Every single day we take two walks and ever single walk atleast 3 times some dog(s) charged at my 6 months old girl (now its less common as mayority of dogs here know us and know I will have none of it). I will step between, face the dog, look in the eyes. If he doesn't back out, I will take step towards him. So far this never failed me and dogs every single time changed it mind about going closer.

It works with our village dogs 100%. But don't know if you should try it with some angry pitbull. As you're basically challenging him. Probably good way how to get attacked if you misjudge a dog. But it works on local strays.

I don't recommended doing it my way.
 

·
Registered
Joined
·
62 Posts
Digs where do you live that even walking sticks aren't allowed? :surprise:

I would get between the two dogs, and yell, stamp my feet. I also sometimes carry a walnut hiking staff.

I have kicked dogs to break up fights, when I got caught without a stick. Yes, there's a risk of getting bitten, but better a foot or ankle than a hand!

I don't think break sticks are illegal, at least not here in Canada. Most people wouldn't know what they were. Only problem is I've never had one handy when I really needed one!


A country where a 78 year old old pensioner gets arrested after being attacked by and then stabbing a burglar with his own screwdriver and is also currently trying to outright ban all knives.

Walking sticks aren't illegal,but get caught hitting someone (or someone's dog) with one and the police will probably say it's an offensive weapon unless you have a legitimate reason for having it i.e you've just bought it and are carrying it home or need it to walk with.

When I had dogs that justified it I'd leave a few break sticks around the yard and carry one on walks (on private land) just in case.
But they were for my own dogs if any uncontrolled mutt tried it with them or me,I miss those dogs at times like the other day when my pup was attacked.
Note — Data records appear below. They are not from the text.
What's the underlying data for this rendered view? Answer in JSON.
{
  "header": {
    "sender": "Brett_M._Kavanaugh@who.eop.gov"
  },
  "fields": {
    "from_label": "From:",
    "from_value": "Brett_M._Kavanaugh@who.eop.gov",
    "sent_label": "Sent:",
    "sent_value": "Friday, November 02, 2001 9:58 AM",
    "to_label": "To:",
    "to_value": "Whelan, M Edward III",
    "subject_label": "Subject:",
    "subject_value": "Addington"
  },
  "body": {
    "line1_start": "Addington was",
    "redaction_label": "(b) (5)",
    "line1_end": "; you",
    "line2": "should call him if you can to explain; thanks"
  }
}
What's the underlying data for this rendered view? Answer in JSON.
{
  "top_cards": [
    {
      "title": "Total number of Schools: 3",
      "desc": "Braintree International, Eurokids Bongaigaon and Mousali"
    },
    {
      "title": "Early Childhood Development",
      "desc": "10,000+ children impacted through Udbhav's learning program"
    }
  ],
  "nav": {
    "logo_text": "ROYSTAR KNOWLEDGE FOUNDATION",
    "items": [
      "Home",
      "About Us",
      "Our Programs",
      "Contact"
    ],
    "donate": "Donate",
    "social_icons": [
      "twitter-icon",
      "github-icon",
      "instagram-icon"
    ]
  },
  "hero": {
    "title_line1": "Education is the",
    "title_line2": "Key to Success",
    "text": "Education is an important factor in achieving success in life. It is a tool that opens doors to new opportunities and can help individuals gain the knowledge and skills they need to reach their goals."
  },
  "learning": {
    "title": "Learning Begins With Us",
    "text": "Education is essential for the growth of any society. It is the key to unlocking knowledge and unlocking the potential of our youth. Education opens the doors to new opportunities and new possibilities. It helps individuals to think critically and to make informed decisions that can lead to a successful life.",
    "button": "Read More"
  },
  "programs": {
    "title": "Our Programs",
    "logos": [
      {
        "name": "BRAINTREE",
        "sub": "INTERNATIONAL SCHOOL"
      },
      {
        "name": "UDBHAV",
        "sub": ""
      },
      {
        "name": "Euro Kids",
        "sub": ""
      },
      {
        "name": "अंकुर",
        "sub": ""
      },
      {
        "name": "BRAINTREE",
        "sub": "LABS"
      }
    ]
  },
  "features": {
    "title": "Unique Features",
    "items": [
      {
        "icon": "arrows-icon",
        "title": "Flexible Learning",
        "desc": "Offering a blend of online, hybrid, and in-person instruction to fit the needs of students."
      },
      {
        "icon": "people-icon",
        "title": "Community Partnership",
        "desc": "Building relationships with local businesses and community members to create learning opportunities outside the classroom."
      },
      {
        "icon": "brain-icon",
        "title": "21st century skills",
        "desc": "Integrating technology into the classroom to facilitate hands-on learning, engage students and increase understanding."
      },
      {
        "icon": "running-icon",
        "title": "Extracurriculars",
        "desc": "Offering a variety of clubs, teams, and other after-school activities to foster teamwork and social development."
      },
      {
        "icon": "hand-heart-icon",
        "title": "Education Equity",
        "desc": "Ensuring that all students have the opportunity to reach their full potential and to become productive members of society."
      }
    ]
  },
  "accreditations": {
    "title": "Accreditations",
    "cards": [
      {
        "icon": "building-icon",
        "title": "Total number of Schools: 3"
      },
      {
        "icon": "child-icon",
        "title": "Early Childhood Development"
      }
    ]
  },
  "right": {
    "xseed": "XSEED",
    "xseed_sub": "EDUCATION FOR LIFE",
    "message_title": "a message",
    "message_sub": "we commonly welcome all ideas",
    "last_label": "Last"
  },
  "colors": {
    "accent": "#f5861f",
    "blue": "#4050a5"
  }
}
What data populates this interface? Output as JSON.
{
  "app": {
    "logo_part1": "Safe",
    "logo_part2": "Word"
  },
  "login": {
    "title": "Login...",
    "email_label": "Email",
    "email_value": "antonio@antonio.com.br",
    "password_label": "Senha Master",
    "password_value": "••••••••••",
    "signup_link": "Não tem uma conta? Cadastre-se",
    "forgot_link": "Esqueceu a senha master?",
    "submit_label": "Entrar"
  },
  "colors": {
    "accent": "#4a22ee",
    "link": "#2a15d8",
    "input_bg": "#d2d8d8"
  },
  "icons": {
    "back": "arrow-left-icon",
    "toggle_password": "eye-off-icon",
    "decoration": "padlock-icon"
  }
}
Isn't it strange how people seem to be able to get control of their untrained off-lead dog if it's eyeing up a 50 pound bull breed,but are unable to when it's a little puppy or fufu breed?
 

·
Registered
Joined
·
64 Posts
Discussion Starter #19
I hate loose dogs charging up to mine, but I don't have a set plan. I'm not saying do any of these, but I've hit dogs with my leash, I've kicked dogs, I've grabbed them and made their owners leash them, I've called them to me to pet them, I've let mine go run with them. I've smacked mine for being a jerk. My only point is, don't go out thinking the worst is going to happen, because you'll be surprised at how much you can influence what actually happens when you're anticipating it, and concentrate on your dogs obedience and control. You'll also be surprised at how much that can create an indifference in your dog that diffuses a lot of this stuff.
this is def good advice to keep in mind, i appreciate it. I tend to overthink things and be a bit paranoid by nature, which can be a good and bad thing.
 

·
Moderator
Joined
·
4,501 Posts
I used to see this lady jogging while carrying a bat where we used to live - LOL
In my town it is common to see people doing their personal walks / jogs with a walking stick or golf club or something. I prefer to have my dogs. Carrying the extra walking stick was just one more thing to hold. Thank goodness so far none of the loose dogs were actually aggressive, except for the little insane ones.
 
1 - 20 of 30 Posts
Top